• _Goal of the exercise_:
Make the copy match the entries below exactly, with no pictures carried over.
====
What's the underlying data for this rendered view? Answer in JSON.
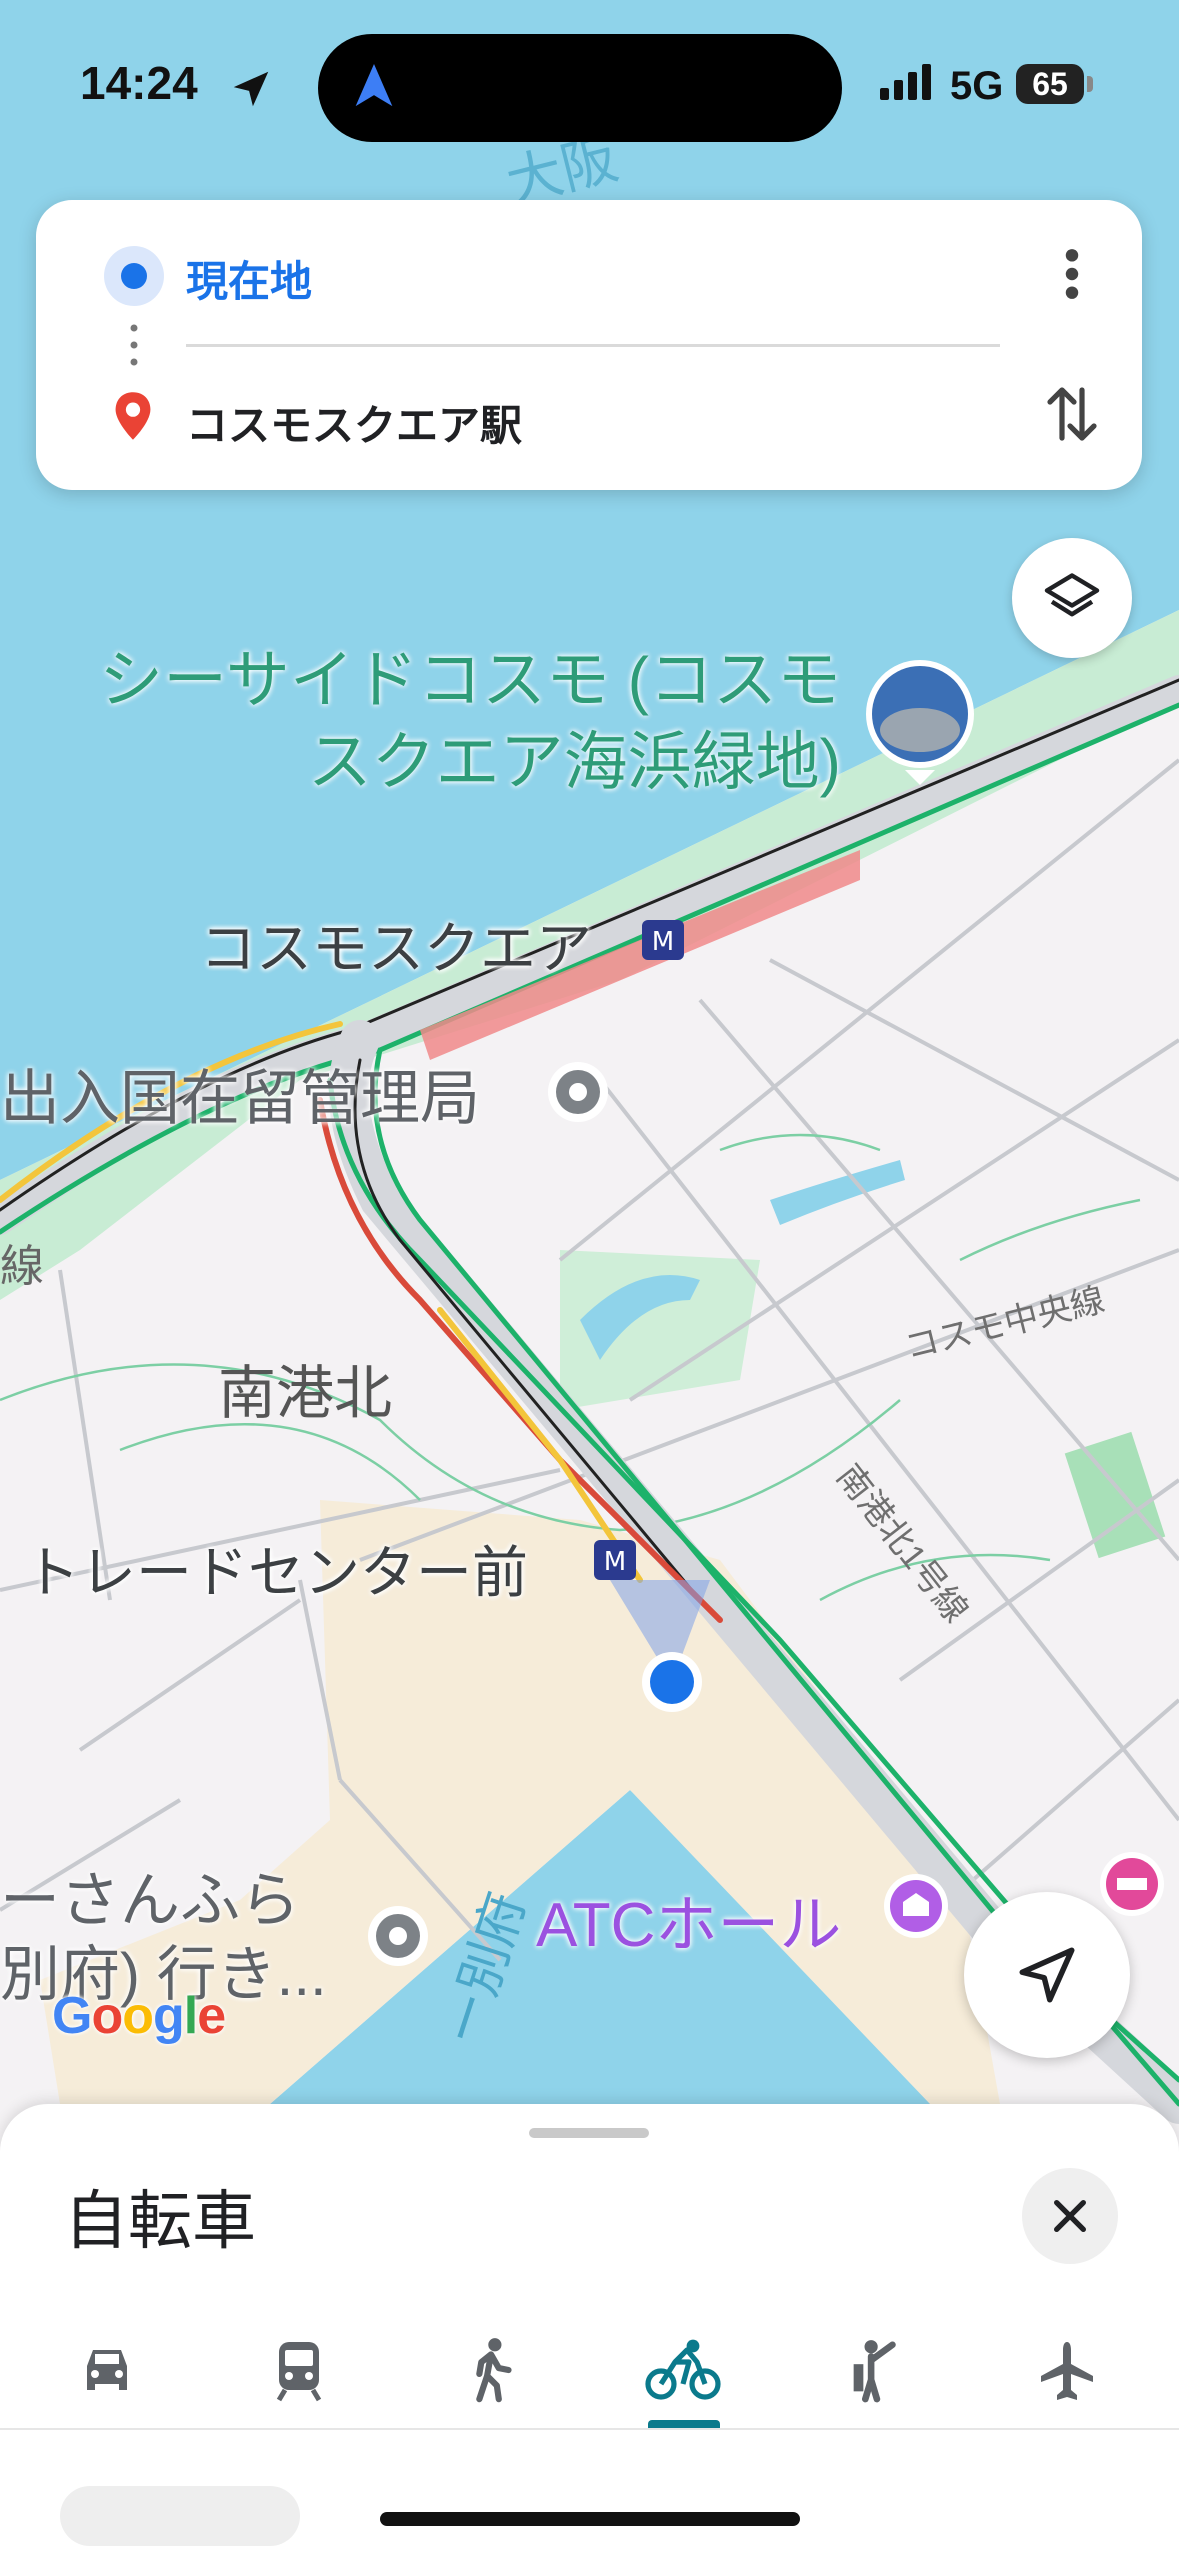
{
  "status_bar": {
    "time": "14:24",
    "network": "5G",
    "battery": "65"
  },
  "route": {
    "origin": "現在地",
    "destination": "コスモスクエア駅"
  },
  "map": {
    "park_label_line1": "シーサイドコスモ (コスモ",
    "park_label_line2": "スクエア海浜緑地)",
    "station_cosmosquare": "コスモスクエア",
    "immigration": "出入国在留管理局",
    "district": "南港北",
    "station_trade_center": "トレードセンター前",
    "road_cosmo_chuo": "コスモ中央線",
    "road_nanko_kita": "南港北1号線",
    "atc_hall": "ATCホール",
    "ferry_line1": "ーさんふら",
    "ferry_line2": "別府) 行き...",
    "water_label_top": "大阪",
    "water_label_bottom": "ー別府",
    "rail_fragment": "線",
    "attribution": "Google"
  },
  "sheet": {
    "title": "自転車",
    "modes": [
      "car",
      "transit",
      "walk",
      "bicycle",
      "ride",
      "flight"
    ],
    "selected_mode": "bicycle"
  },
  "colors": {
    "water": "#8fd3ea",
    "land": "#f4f2f4",
    "green": "#c7ecd3",
    "accent": "#1a73e8",
    "mode_selected": "#0b7a8c",
    "atc": "#9b51e0",
    "rail_red": "#f08a8a"
  },
  "icons": {
    "layers": "layers-icon",
    "locate": "navigation-arrow-icon",
    "close": "close-icon",
    "swap": "swap-vertical-icon",
    "more": "more-vertical-icon"
  }
}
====
• _Output of the exercise_:
What's the underlying data for this rendered view? Answer in JSON.
{
  "status_bar": {
    "time": "14:24",
    "network": "5G",
    "battery": "65"
  },
  "route": {
    "origin": "現在地",
    "destination": "コスモスクエア駅"
  },
  "map": {
    "park_label_line1": "シーサイドコスモ (コスモ",
    "park_label_line2": "スクエア海浜緑地)",
    "station_cosmosquare": "コスモスクエア",
    "immigration": "出入国在留管理局",
    "district": "南港北",
    "station_trade_center": "トレードセンター前",
    "road_cosmo_chuo": "コスモ中央線",
    "road_nanko_kita": "南港北1号線",
    "atc_hall": "ATCホール",
    "ferry_line1": "ーさんふら",
    "ferry_line2": "別府) 行き...",
    "water_label_top": "大阪",
    "water_label_bottom": "ー別府",
    "rail_fragment": "線",
    "attribution": "Google"
  },
  "sheet": {
    "title": "自転車",
    "modes": [
      "car",
      "transit",
      "walk",
      "bicycle",
      "ride",
      "flight"
    ],
    "selected_mode": "bicycle"
  },
  "colors": {
    "water": "#8fd3ea",
    "land": "#f4f2f4",
    "green": "#c7ecd3",
    "accent": "#1a73e8",
    "mode_selected": "#0b7a8c",
    "atc": "#9b51e0",
    "rail_red": "#f08a8a"
  },
  "icons": {
    "layers": "layers-icon",
    "locate": "navigation-arrow-icon",
    "close": "close-icon",
    "swap": "swap-vertical-icon",
    "more": "more-vertical-icon"
  }
}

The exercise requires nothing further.